Conservatism shared that urgency during the Cold War. But as communism subsided, intellectual conservatives recognized that many policies were in flux, being pushed and pulled during each successive Congressional term. The exception to this rule is the federal judiciary, where lifetime appointments mean that a united Senate and White House have the power to shape the national’s legal system for a generation. Once evangelical voters understood the gravity of the judiciary, especially in relation to abortion and, more recently, religious liberty, apocalyptic urgency took over.
Long before Donald Trump became the face of the Republican Party, evangelical leaders took issue with the Democratic filibuster of judicial appointments.
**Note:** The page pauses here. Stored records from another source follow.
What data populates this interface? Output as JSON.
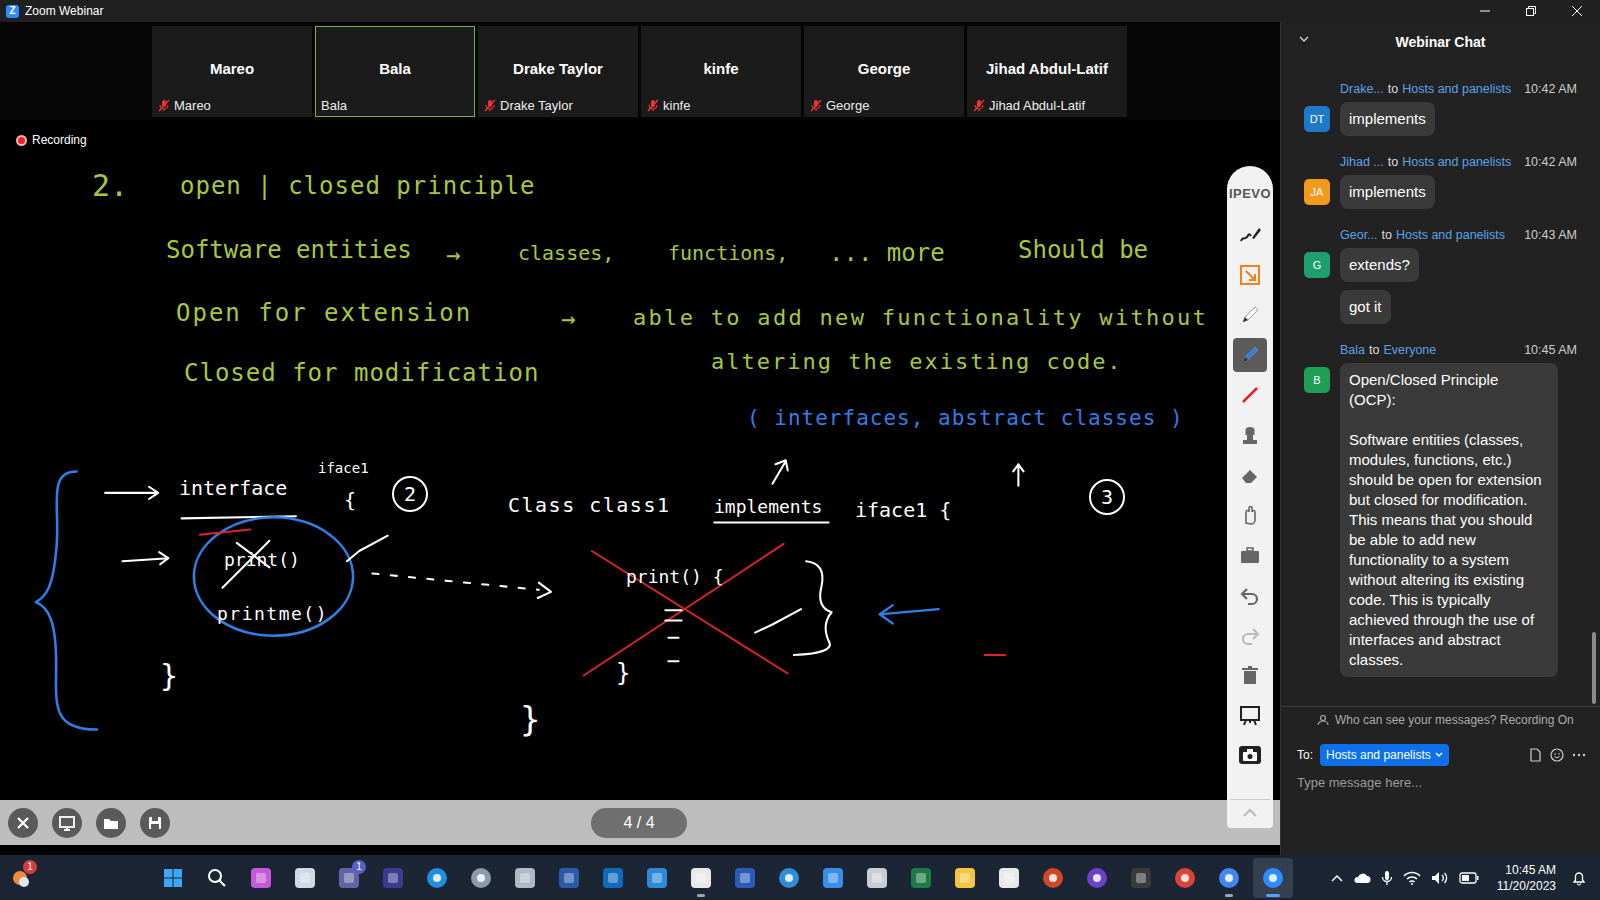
{
  "window": {
    "logo": "Z",
    "title": "Zoom Webinar"
  },
  "participants": [
    {
      "name": "Mareo",
      "label": "Mareo",
      "muted": true,
      "selected": false
    },
    {
      "name": "Bala",
      "label": "Bala",
      "muted": false,
      "selected": true
    },
    {
      "name": "Drake Taylor",
      "label": "Drake Taylor",
      "muted": true,
      "selected": false
    },
    {
      "name": "kinfe",
      "label": "kinfe",
      "muted": true,
      "selected": false
    },
    {
      "name": "George",
      "label": "George",
      "muted": true,
      "selected": false
    },
    {
      "name": "Jihad Abdul-Latif",
      "label": "Jihad Abdul-Latif",
      "muted": true,
      "selected": false
    }
  ],
  "recording": {
    "label": "Recording",
    "on": true
  },
  "whiteboard": {
    "notes": [
      {
        "text": "2.",
        "color": "#a6c93a"
      },
      {
        "text": "open | closed principle",
        "color": "#a6c93a"
      },
      {
        "text": "Software entities",
        "color": "#a6c93a"
      },
      {
        "text": "→",
        "color": "#a6c93a"
      },
      {
        "text": "classes,",
        "color": "#a6c93a"
      },
      {
        "text": "functions,",
        "color": "#a6c93a"
      },
      {
        "text": "... more",
        "color": "#a6c93a"
      },
      {
        "text": "Should be",
        "color": "#a6c93a"
      },
      {
        "text": "Open for extension",
        "color": "#a6c93a"
      },
      {
        "text": "→",
        "color": "#a6c93a"
      },
      {
        "text": "able to add new functionality without",
        "color": "#a6c93a"
      },
      {
        "text": "Closed for modification",
        "color": "#a6c93a"
      },
      {
        "text": "altering the existing code.",
        "color": "#a6c93a"
      },
      {
        "text": "( interfaces, abstract classes )",
        "color": "#2f7fe6"
      },
      {
        "text": "interface",
        "color": "#ffffff"
      },
      {
        "text": "iface1",
        "color": "#ffffff"
      },
      {
        "text": "{",
        "color": "#ffffff"
      },
      {
        "text": "print()",
        "color": "#ffffff"
      },
      {
        "text": "printme()",
        "color": "#ffffff"
      },
      {
        "text": "}",
        "color": "#ffffff"
      },
      {
        "text": "Class class1",
        "color": "#ffffff"
      },
      {
        "text": "implements",
        "color": "#ffffff"
      },
      {
        "text": "iface1 {",
        "color": "#ffffff"
      },
      {
        "text": "print() {",
        "color": "#ffffff"
      },
      {
        "text": "}",
        "color": "#ffffff"
      },
      {
        "text": "}",
        "color": "#ffffff"
      }
    ],
    "circled": [
      {
        "text": "2"
      },
      {
        "text": "3"
      }
    ]
  },
  "toolbar": {
    "brand": "IPEVO",
    "tools": [
      {
        "kind": "signature",
        "selected": false,
        "disabled": false
      },
      {
        "kind": "capture",
        "selected": false,
        "disabled": false
      },
      {
        "kind": "pen",
        "color": "#ffffff",
        "selected": false,
        "disabled": false
      },
      {
        "kind": "pen",
        "color": "#2f7fe6",
        "selected": true,
        "disabled": false
      },
      {
        "kind": "line",
        "color": "#e02424",
        "selected": false,
        "disabled": false
      },
      {
        "kind": "stamp",
        "selected": false,
        "disabled": false
      },
      {
        "kind": "eraser",
        "selected": false,
        "disabled": false
      },
      {
        "kind": "hand",
        "selected": false,
        "disabled": false
      },
      {
        "kind": "toolbox",
        "selected": false,
        "disabled": false
      },
      {
        "kind": "undo",
        "selected": false,
        "disabled": false
      },
      {
        "kind": "redo",
        "selected": false,
        "disabled": true
      },
      {
        "kind": "trash",
        "selected": false,
        "disabled": false
      },
      {
        "kind": "board",
        "selected": false,
        "disabled": false
      },
      {
        "kind": "camera",
        "selected": false,
        "disabled": false
      }
    ]
  },
  "pager": {
    "page": "4 / 4"
  },
  "chat": {
    "title": "Webinar Chat",
    "messages": [
      {
        "sender": "Drake...",
        "connector": "to",
        "recipient": "Hosts and panelists",
        "time": "10:42 AM",
        "initials": "DT",
        "color": "#1f78c8",
        "bubbles": [
          "implements"
        ]
      },
      {
        "sender": "Jihad ...",
        "connector": "to",
        "recipient": "Hosts and panelists",
        "time": "10:42 AM",
        "initials": "JA",
        "color": "#f29a1a",
        "bubbles": [
          "implements"
        ]
      },
      {
        "sender": "Geor...",
        "connector": "to",
        "recipient": "Hosts and panelists",
        "time": "10:43 AM",
        "initials": "G",
        "color": "#1f9e6e",
        "bubbles": [
          "extends?",
          "got it"
        ]
      },
      {
        "sender": "Bala",
        "connector": "to",
        "recipient": "Everyone",
        "time": "10:45 AM",
        "initials": "B",
        "color": "#1f9e55",
        "bubbles": [
          "Open/Closed Principle (OCP):\n\nSoftware entities (classes, modules, functions, etc.) should be open for extension but closed for modification.\nThis means that you should be able to add new functionality to a system without altering its existing code. This is typically achieved through the use of interfaces and abstract classes."
        ]
      }
    ],
    "notice": "Who can see your messages? Recording On",
    "to_label": "To:",
    "recipient_select": "Hosts and panelists",
    "placeholder": "Type message here..."
  },
  "taskbar": {
    "apps": [
      {
        "kind": "weather",
        "color": "#f08a3c",
        "running": false,
        "selected": false,
        "badge": "1"
      },
      {
        "kind": "start",
        "color": "#3ea6f5",
        "running": false,
        "selected": false
      },
      {
        "kind": "search",
        "color": "#ffffff",
        "running": false,
        "selected": false
      },
      {
        "kind": "tile",
        "color": "#c45ad8",
        "running": false,
        "selected": false
      },
      {
        "kind": "tile",
        "color": "#cfd8e3",
        "running": false,
        "selected": false
      },
      {
        "kind": "tile",
        "color": "#6264a7",
        "running": false,
        "selected": false,
        "badge": "1"
      },
      {
        "kind": "tile",
        "color": "#3b3b8f",
        "running": false,
        "selected": false
      },
      {
        "kind": "round",
        "color": "#1f8fe0",
        "running": false,
        "selected": false
      },
      {
        "kind": "round",
        "color": "#8a9bb0",
        "running": false,
        "selected": false
      },
      {
        "kind": "tile",
        "color": "#b0b8c4",
        "running": false,
        "selected": false
      },
      {
        "kind": "tile",
        "color": "#2a5aa8",
        "running": false,
        "selected": false
      },
      {
        "kind": "tile",
        "color": "#0f6cbd",
        "running": false,
        "selected": false
      },
      {
        "kind": "tile",
        "color": "#2c8ad8",
        "running": false,
        "selected": false
      },
      {
        "kind": "tile",
        "color": "#e8e8e8",
        "running": true,
        "selected": false
      },
      {
        "kind": "tile",
        "color": "#2b5cb8",
        "running": false,
        "selected": false
      },
      {
        "kind": "round",
        "color": "#2d8fd8",
        "running": false,
        "selected": false
      },
      {
        "kind": "tile",
        "color": "#3a8ee6",
        "running": false,
        "selected": false
      },
      {
        "kind": "tile",
        "color": "#c9ccd2",
        "running": false,
        "selected": false
      },
      {
        "kind": "tile",
        "color": "#1f7a45",
        "running": false,
        "selected": false
      },
      {
        "kind": "tile",
        "color": "#f4c542",
        "running": false,
        "selected": false
      },
      {
        "kind": "tile",
        "color": "#e8e8e8",
        "running": false,
        "selected": false
      },
      {
        "kind": "round",
        "color": "#d24726",
        "running": false,
        "selected": false
      },
      {
        "kind": "round",
        "color": "#6e40c9",
        "running": false,
        "selected": false
      },
      {
        "kind": "tile",
        "color": "#3a3a3a",
        "running": false,
        "selected": false
      },
      {
        "kind": "round",
        "color": "#db4437",
        "running": false,
        "selected": false
      },
      {
        "kind": "round",
        "color": "#4285f4",
        "running": true,
        "selected": false
      },
      {
        "kind": "round",
        "color": "#2d8cff",
        "running": true,
        "selected": true
      }
    ],
    "clock": {
      "time": "10:45 AM",
      "date": "11/20/2023"
    }
  }
}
The 2005 Justice Sunday initiative from Focus on the Family and the Family Research Council was led by James Dobson and Tony Perkins, and featured bright evangelical leaders like Chuck Colson and Al Mohler. The theme of this event is familiar to observers today; people of the Christian faith are under attack, and the party that appoints federal judges has the power to radically shape the nation’s trajectory. While most evangelicals might prefer one of their own to be the executive who oversees such a project — a hope that flamed out under George W. Bush — the executive vehicle for such a mission remains secondary to the ultimate goal, hence the lack of concern with all of Donald Trump’s personal foibles.
Leaving aside the novelty of premillennial theology, one of its chief flaws is that it becomes an ideological lens for viewing all of the Christian life, from the study of Scripture to the view of history itself. It leaves the believer incapable of evaluating things on their own terms, preferring instead to fixate on a narrow interpretation of doctrine at the expense of a wide swath of Christian experience. Thankfully this theology has begun to wane even in many evangelical circles, but the apocalyptic impulse remains and many evangelical leaders still possess a Flight 93 outlook that compels them towards certain political conclusions, making them ripe for exploitation at the hands of the populist demagogues that fill the media, the White House, and far too many pulpits.
The post-Trump era will begin soon, either with a Biden victory in 2020 or a lame duck second term. As conservatives and Republicans look for a way forward, they must reckon with the fact that one of the GOP’s most significant voting blocs is committed to conservatism only to the extent that it lines up with prior religious convictions, and those convictions often do not expand far beyond abortion and religious liberty. Populism struggles mightily with the conservative view of restraint, both in terms of political rhetoric and governance itself, and evangelical populists are no different